Asian Longhorn Beetle Case Study - Infographic

We created "Tree Check Month," a timely campaign with a simple call to action: "Take 10 minutes to check your trees for signs of trouble." A paid digital campaign ("Find it. Report it. Save trees.") accompanied robust social, owned and earned-media efforts. Engagement metrics went beyond vanity, achieving real success: More people reported sightings of an Asian Longhorned Beetle than ever before.

Complex communications problems often require inventive measures. With a cluttered media market and a message that lacked awareness, we took to the streets, drawing the attention of citizens of major metropolitan areas with a custom Volkswagen Beetle. "Disguised" as an Asian Longhorned Beetle, our spotted VW targeted popular destinations and community events – a Red Sox game at Fenway Park, for instance. Spotting this bug earned east coasters an explanation of the vehicle's purpose and face-to-face dialogue with an expert on the issue.

Asian Longhorn Beetle Case Study - Banner Ad
Asian Longhorn Beetle Case Study - Twitter Feed

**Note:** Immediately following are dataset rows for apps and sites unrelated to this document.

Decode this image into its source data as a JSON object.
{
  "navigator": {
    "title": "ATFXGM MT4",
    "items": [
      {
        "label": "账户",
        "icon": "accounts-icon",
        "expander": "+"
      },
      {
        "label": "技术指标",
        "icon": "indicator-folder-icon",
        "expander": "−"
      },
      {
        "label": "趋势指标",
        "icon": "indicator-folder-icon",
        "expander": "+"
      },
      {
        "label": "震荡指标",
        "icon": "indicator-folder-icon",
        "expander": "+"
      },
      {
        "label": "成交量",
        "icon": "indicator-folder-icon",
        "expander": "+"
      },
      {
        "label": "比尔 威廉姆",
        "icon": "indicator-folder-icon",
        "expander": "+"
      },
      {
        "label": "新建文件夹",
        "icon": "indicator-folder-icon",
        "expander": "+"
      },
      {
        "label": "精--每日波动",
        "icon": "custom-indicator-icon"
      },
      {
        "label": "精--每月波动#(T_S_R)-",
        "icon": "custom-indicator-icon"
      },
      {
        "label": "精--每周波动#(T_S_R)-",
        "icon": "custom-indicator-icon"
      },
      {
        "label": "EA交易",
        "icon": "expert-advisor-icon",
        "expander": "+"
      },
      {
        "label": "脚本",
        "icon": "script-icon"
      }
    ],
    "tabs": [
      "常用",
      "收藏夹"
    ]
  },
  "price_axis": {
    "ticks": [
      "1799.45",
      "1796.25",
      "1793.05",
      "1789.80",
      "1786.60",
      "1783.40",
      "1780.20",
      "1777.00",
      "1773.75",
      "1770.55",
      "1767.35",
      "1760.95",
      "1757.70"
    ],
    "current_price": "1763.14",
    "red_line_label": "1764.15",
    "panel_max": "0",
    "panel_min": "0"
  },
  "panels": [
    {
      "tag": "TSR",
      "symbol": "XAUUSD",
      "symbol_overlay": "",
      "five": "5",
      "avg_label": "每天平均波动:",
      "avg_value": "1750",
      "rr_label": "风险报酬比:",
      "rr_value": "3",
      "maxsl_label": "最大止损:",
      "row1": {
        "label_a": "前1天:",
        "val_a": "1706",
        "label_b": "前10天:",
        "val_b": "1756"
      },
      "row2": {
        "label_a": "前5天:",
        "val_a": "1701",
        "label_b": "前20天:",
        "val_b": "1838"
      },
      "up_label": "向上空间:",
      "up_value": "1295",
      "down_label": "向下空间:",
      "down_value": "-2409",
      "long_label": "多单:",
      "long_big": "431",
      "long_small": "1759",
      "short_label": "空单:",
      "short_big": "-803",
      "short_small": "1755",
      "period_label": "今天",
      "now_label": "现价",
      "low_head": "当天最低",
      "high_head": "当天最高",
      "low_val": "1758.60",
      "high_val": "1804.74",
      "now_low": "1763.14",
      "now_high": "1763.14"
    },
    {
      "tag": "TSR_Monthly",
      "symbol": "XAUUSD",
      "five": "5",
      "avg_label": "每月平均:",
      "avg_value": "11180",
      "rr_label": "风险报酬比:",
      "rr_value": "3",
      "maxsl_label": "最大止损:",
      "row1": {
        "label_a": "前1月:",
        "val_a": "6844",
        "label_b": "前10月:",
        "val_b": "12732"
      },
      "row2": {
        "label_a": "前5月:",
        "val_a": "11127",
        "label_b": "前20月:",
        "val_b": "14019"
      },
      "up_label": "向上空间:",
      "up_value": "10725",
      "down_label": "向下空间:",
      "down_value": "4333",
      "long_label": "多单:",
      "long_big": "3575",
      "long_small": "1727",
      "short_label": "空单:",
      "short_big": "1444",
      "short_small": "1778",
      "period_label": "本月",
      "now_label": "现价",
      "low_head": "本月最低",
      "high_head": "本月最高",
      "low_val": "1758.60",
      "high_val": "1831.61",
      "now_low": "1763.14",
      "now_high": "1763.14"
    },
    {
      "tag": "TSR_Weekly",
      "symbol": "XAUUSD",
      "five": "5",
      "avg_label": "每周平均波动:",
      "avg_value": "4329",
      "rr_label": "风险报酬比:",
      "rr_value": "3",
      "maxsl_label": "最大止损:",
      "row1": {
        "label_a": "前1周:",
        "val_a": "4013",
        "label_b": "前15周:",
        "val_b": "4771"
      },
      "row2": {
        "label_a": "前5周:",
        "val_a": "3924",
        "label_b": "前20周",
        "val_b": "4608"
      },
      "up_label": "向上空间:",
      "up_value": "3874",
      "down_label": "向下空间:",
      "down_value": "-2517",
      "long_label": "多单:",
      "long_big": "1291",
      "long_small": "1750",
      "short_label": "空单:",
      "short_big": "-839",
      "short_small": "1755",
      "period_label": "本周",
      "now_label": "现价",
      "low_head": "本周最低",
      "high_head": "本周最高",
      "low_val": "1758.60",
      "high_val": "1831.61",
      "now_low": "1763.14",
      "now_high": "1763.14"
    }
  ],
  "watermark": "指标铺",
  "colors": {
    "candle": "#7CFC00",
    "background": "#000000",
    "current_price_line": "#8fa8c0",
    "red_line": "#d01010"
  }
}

Taking down the beetle requires an on-the-go, all-hands-on-deck approach. broadhead effectively and efficiently employed social channels to communicate with the right audiences at the right times.